Communication is important, especially for small firms and start-ups that have to rely on close cooperation. Your communication and self-expression skills should be up to the task if you are planning on being a co-founder of a start-up.
Failing to communicate your wishes, orders, suggestions or simply being on the edge with the people you work with will echo throughout the start-up. Companies have been known to fall through the ground because the people in charge of them couldn’t find ways to come across their differences and work things out. Don’t go into a start-up venture based on your gut feeling – talk to the other co-founders and see if you can get along with them beforehand.
Whatever niches your startup ends up operating in, you need to know as much as possible and as fast as possible. Being a reliable co-founder is what makes or breaks the firm you are so dedicated to building.
You need to constantly explore the possibilities of partnerships, rivalries between startups, knowing who leads the industry and what potential upgrades and innovations you can bring to the market. Being an industry expert is a must when it comes to raising a start-up. Co-founders are the people with expectations put on their shoulders, and like it or not you have to deliver on them.
Being a solver is what counts the most in a start-up business. Founders are the people with most power when it comes to creating a company that everyone onboard can be proud of. What matters most is being able to overcome difficult situations with ease and quick thinking.
Going through difficult times is always a constant in start-ups, especially before you get your first real breakthrough. Think about your problem-solving skills with your co-founders and look for ways to create backup plans should anything go south.
Having a team of co-founders stand firmly in front of a start-up is an ideal picture that you should strive towards. Even though it will be some of the most difficult work you have done in your life, it will also be the most rewarding.

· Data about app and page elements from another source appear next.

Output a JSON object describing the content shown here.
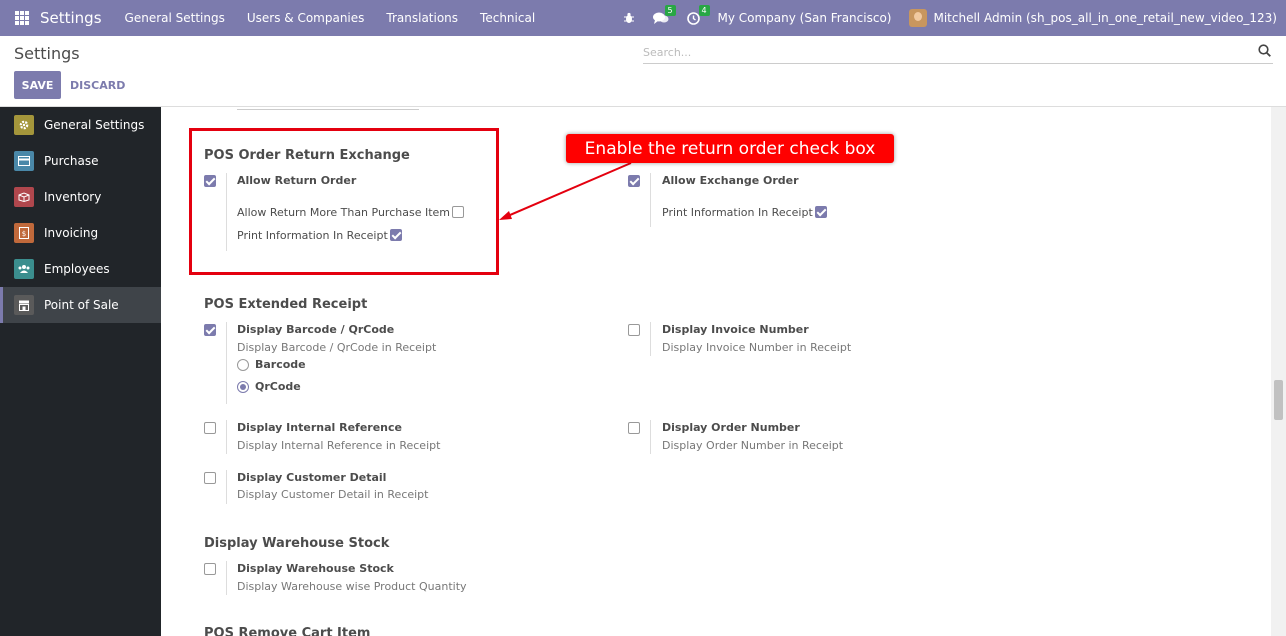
{
  "navbar": {
    "brand": "Settings",
    "menu": [
      "General Settings",
      "Users & Companies",
      "Translations",
      "Technical"
    ],
    "messages_count": "5",
    "activities_count": "4",
    "company": "My Company (San Francisco)",
    "user": "Mitchell Admin (sh_pos_all_in_one_retail_new_video_123)"
  },
  "control_panel": {
    "title": "Settings",
    "search_placeholder": "Search...",
    "save_label": "SAVE",
    "discard_label": "DISCARD"
  },
  "sidebar": {
    "items": [
      {
        "label": "General Settings",
        "color": "#a4963b"
      },
      {
        "label": "Purchase",
        "color": "#4a88a8"
      },
      {
        "label": "Inventory",
        "color": "#b0474d"
      },
      {
        "label": "Invoicing",
        "color": "#c0693b"
      },
      {
        "label": "Employees",
        "color": "#3b8e8e"
      },
      {
        "label": "Point of Sale",
        "color": "#5a5a5a"
      }
    ],
    "active": "Point of Sale"
  },
  "sections": {
    "return_exchange": {
      "title": "POS Order Return Exchange",
      "allow_return": {
        "label": "Allow Return Order",
        "checked": true
      },
      "allow_more": {
        "label": "Allow Return More Than Purchase Item",
        "checked": false
      },
      "print_return": {
        "label": "Print Information In Receipt",
        "checked": true
      },
      "allow_exchange": {
        "label": "Allow Exchange Order",
        "checked": true
      },
      "print_exchange": {
        "label": "Print Information In Receipt",
        "checked": true
      }
    },
    "extended_receipt": {
      "title": "POS Extended Receipt",
      "barcode": {
        "label": "Display Barcode / QrCode",
        "desc": "Display Barcode / QrCode in Receipt",
        "checked": true
      },
      "barcode_options": [
        {
          "label": "Barcode",
          "selected": false
        },
        {
          "label": "QrCode",
          "selected": true
        }
      ],
      "invoice_number": {
        "label": "Display Invoice Number",
        "desc": "Display Invoice Number in Receipt",
        "checked": false
      },
      "internal_ref": {
        "label": "Display Internal Reference",
        "desc": "Display Internal Reference in Receipt",
        "checked": false
      },
      "order_number": {
        "label": "Display Order Number",
        "desc": "Display Order Number in Receipt",
        "checked": false
      },
      "customer_detail": {
        "label": "Display Customer Detail",
        "desc": "Display Customer Detail in Receipt",
        "checked": false
      }
    },
    "warehouse": {
      "title": "Display Warehouse Stock",
      "stock": {
        "label": "Display Warehouse Stock",
        "desc": "Display Warehouse wise Product Quantity",
        "checked": false
      }
    },
    "remove_cart": {
      "title": "POS Remove Cart Item"
    }
  },
  "annotation": {
    "callout": "Enable the return order check box",
    "color": "#ff0000"
  },
  "colors": {
    "primary": "#7c7bad",
    "sidebar_bg": "#212529"
  }
}
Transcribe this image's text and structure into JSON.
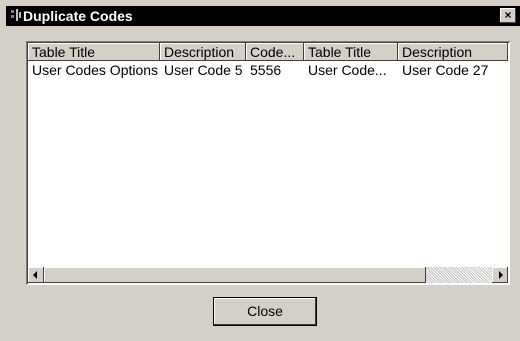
{
  "window": {
    "title": "Duplicate Codes",
    "icon": "app-icon",
    "close_glyph": "×"
  },
  "table": {
    "columns": [
      "Table Title",
      "Description",
      "Code...",
      "Table Title",
      "Description"
    ],
    "rows": [
      [
        "User Codes Options",
        "User Code 5",
        "5556",
        "User Code...",
        "User Code 27"
      ]
    ]
  },
  "buttons": {
    "close_label": "Close"
  },
  "colors": {
    "titlebar": "#000000",
    "face": "#d4d0c8"
  }
}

The lessons and obstacles that you go through as a start-up co-founder are some of the wisest and most useful life experiences that you can go through, no matter if your start-up becomes successful or not. If you have any doubts about your personal abilities and contributions, talk to your colleagues and go for it together.